Exercise requirements
Pull every line holding the string "title" from the records below.

[App and web page records]
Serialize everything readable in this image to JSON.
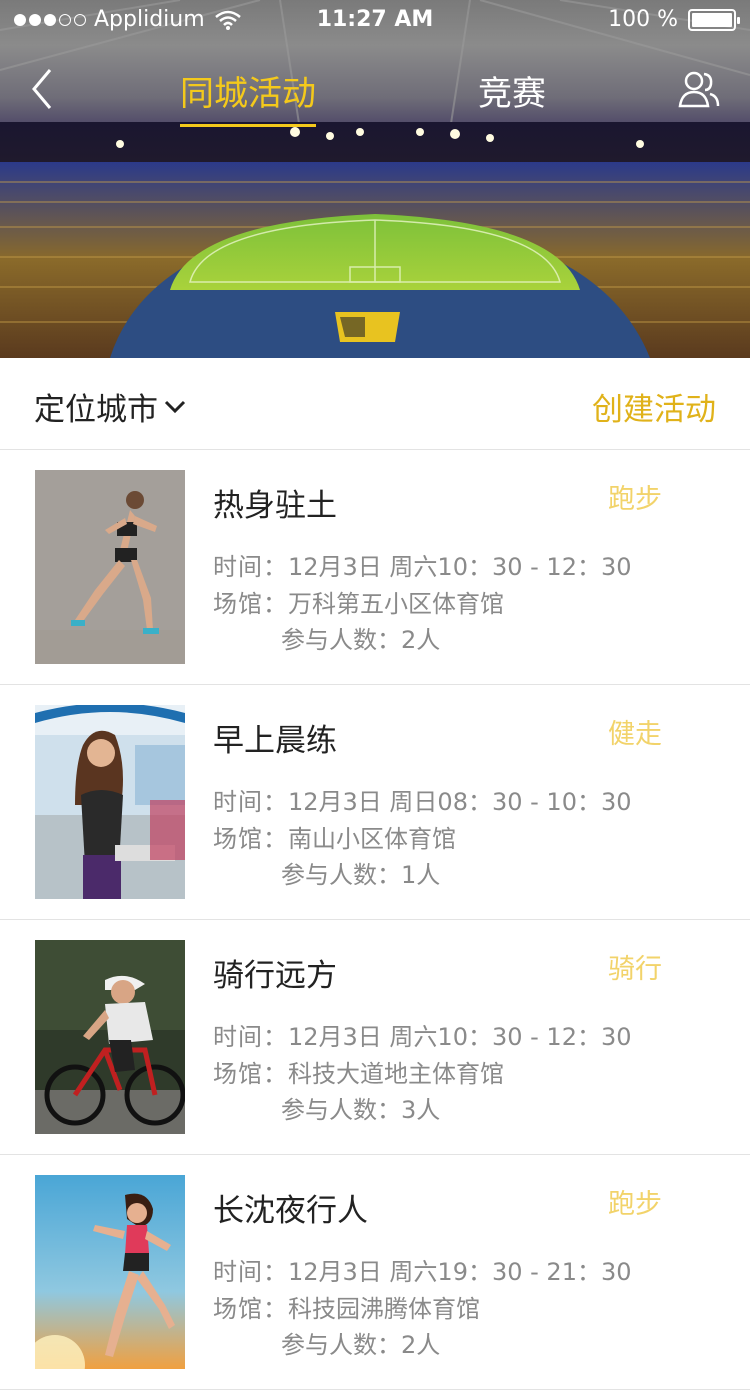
{
  "status_bar": {
    "carrier": "Applidium",
    "time": "11:27 AM",
    "battery": "100 %"
  },
  "nav": {
    "tabs": [
      "同城活动",
      "竞赛"
    ],
    "active_tab": 0
  },
  "filter": {
    "city_label": "定位城市",
    "create_label": "创建活动"
  },
  "labels": {
    "time": "时间：",
    "venue": "场馆：",
    "participants": "参与人数："
  },
  "activities": [
    {
      "title": "热身驻土",
      "tag": "跑步",
      "time": "12月3日  周六10：30 - 12：30",
      "venue": "万科第五小区体育馆",
      "participants": "2人"
    },
    {
      "title": "早上晨练",
      "tag": "健走",
      "time": "12月3日  周日08：30 - 10：30",
      "venue": "南山小区体育馆",
      "participants": "1人"
    },
    {
      "title": "骑行远方",
      "tag": "骑行",
      "time": "12月3日  周六10：30 - 12：30",
      "venue": "科技大道地主体育馆",
      "participants": "3人"
    },
    {
      "title": "长沈夜行人",
      "tag": "跑步",
      "time": "12月3日  周六19：30 - 21：30",
      "venue": "科技园沸腾体育馆",
      "participants": "2人"
    }
  ],
  "colors": {
    "accent": "#f4c91b",
    "tag": "#f2d36a",
    "secondary_text": "#8a8a8a"
  }
}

Response
      "title": "热身驻土",
      "title": "早上晨练",
      "title": "骑行远方",
      "title": "长沈夜行人",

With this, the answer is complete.